The theme of adventure and exploration in this sky diving story connects with Area’s special quarterly section Exploring the Outdoors.  Celebrating the multiple ways in which geographers engage with outdoor spaces, the papers in this collection address activities such as climbing, mountaineering, mountain rescue and fieldtrips.  Each paper contributes to our knowledge of the outdoors, but the strength of this collection emerges in the co-construction of the multiple relations that link science and adventure, from both human and physical sides of geography. As Couper and Yarwood (2012) emphasise in the introduction to this collection, ‘outdoors’ provides a conceptual field from which to transgress this geographical boundary.

Providing an overview of this collection, Couper and Yarwood also acknowledge its limitations. They note, among other things, that “it remains predominantly land-based in its consideration of outdoor-spaces” (p.5).  With this in mind, Baumgartner’s upcoming adventure may offer some alternative approaches for geographic engagement with the outdoors.

  Skydiving from the edge of space: can a human break the sound barrier?, The Guardian

  Sky diver to break sound barrier with jump from edge of space, The Telegraph

  Pauline Couper & Richard Yarwood, 2012, Confluences of human and physical geography research on the outdoors: an introduction to the special section on ‘Exploring the outdoors’, Area 44 2-6

Area Content Alert: Volume 44, Issue 1 (March 2012)

The latest issue of Area is available on Wiley Online Library.

Click past the break to view the full table of contents.

Continue reading

Geography as a modern subject

Dr Sylvia Earle receiving the Patron’s Medal from Michael Palin. ©RGS-IBG/Howard Sayer

by Madeleine Hatfield

The discussion about which subjects students will be studying when the new school and academic year starts is an annual affair in the British media. This year’s news coverage featured Michael Palin, President of the Royal Geographical Society (with IBG), on geography. Michael said that ‘geography students hold the key to the world’s problems’, a statement not to be underrated in a world continually shaken by environmental, economic, political and social events.

The September issue of The Geographical Journal has further detail about this in papers currently free to access online, including Michael’s Presidential Address to the RGS-IBG at its AGM and an account of its 2011 Medals and Awards bestowed on geography’s ‘contemporary explorers’. This shows the continuing relevance of geography to world issues and the significance of contemporary geographical research, such as Dr Sylvia Earle’s on the future of the oceans and Prof. Stuart Elden’s on geopolitics. Michael’s introduction and the acceptances speeches could inspire geography students young and old, whatever their geographical interests.

Palin, M. 2011. Michael Palin on Geography: Presidential Address and Record of the RGS-IBG Annual General Meeting 2011. The Geographical Journal, 177: 275–278.

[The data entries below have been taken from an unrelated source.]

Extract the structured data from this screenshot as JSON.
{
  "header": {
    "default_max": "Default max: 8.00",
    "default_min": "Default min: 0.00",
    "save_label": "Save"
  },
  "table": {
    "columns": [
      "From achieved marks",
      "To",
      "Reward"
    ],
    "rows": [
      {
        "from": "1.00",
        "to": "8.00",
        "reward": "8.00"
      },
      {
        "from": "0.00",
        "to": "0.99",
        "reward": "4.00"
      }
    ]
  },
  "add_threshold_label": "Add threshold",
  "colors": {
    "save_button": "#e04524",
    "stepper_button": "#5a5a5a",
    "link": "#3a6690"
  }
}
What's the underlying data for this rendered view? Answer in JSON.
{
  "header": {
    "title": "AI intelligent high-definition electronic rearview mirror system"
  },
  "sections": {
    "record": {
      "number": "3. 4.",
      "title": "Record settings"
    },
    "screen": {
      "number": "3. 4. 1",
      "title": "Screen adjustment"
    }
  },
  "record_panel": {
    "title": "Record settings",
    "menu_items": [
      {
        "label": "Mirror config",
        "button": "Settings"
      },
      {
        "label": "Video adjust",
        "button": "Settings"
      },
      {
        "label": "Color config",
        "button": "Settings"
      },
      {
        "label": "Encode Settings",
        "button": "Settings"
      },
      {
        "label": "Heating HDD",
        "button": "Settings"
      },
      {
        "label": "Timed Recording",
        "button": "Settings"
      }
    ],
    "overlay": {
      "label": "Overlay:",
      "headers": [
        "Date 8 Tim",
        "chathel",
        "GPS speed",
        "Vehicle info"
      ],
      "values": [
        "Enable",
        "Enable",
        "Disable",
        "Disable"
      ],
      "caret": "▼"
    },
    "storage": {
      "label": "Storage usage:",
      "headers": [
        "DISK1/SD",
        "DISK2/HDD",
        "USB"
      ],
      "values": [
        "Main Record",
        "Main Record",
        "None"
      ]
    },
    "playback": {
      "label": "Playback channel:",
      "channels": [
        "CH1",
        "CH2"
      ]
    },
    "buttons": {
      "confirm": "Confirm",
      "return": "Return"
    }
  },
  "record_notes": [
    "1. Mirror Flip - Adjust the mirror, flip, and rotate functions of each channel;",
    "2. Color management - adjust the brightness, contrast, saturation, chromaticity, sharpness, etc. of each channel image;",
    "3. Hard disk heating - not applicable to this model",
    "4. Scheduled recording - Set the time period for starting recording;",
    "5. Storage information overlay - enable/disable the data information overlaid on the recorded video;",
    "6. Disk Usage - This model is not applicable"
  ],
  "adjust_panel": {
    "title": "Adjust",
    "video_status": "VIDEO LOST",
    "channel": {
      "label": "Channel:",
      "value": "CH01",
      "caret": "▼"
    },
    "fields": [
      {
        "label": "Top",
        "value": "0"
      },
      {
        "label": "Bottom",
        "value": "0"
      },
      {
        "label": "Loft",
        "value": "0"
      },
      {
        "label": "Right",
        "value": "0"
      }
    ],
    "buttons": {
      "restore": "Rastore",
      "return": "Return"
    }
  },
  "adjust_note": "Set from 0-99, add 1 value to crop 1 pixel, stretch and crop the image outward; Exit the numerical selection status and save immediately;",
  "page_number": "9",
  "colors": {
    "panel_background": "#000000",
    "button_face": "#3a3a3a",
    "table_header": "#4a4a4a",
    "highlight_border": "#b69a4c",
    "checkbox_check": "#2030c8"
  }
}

Palin, M., Earle, S., Livingstone, D., Elden, S., Lowe, J. and Owen, L. 2011. Honouring geographers and contemporary exploration: from the archive to the ocean at the RGS-IBG Medals and Awards Ceremony 2011. The Geographical Journal, 177: 279–287.

Palin, M. 2011. Michael Palin: geography students hold the key to the world’s problems. The Guardian, 18 August 2011.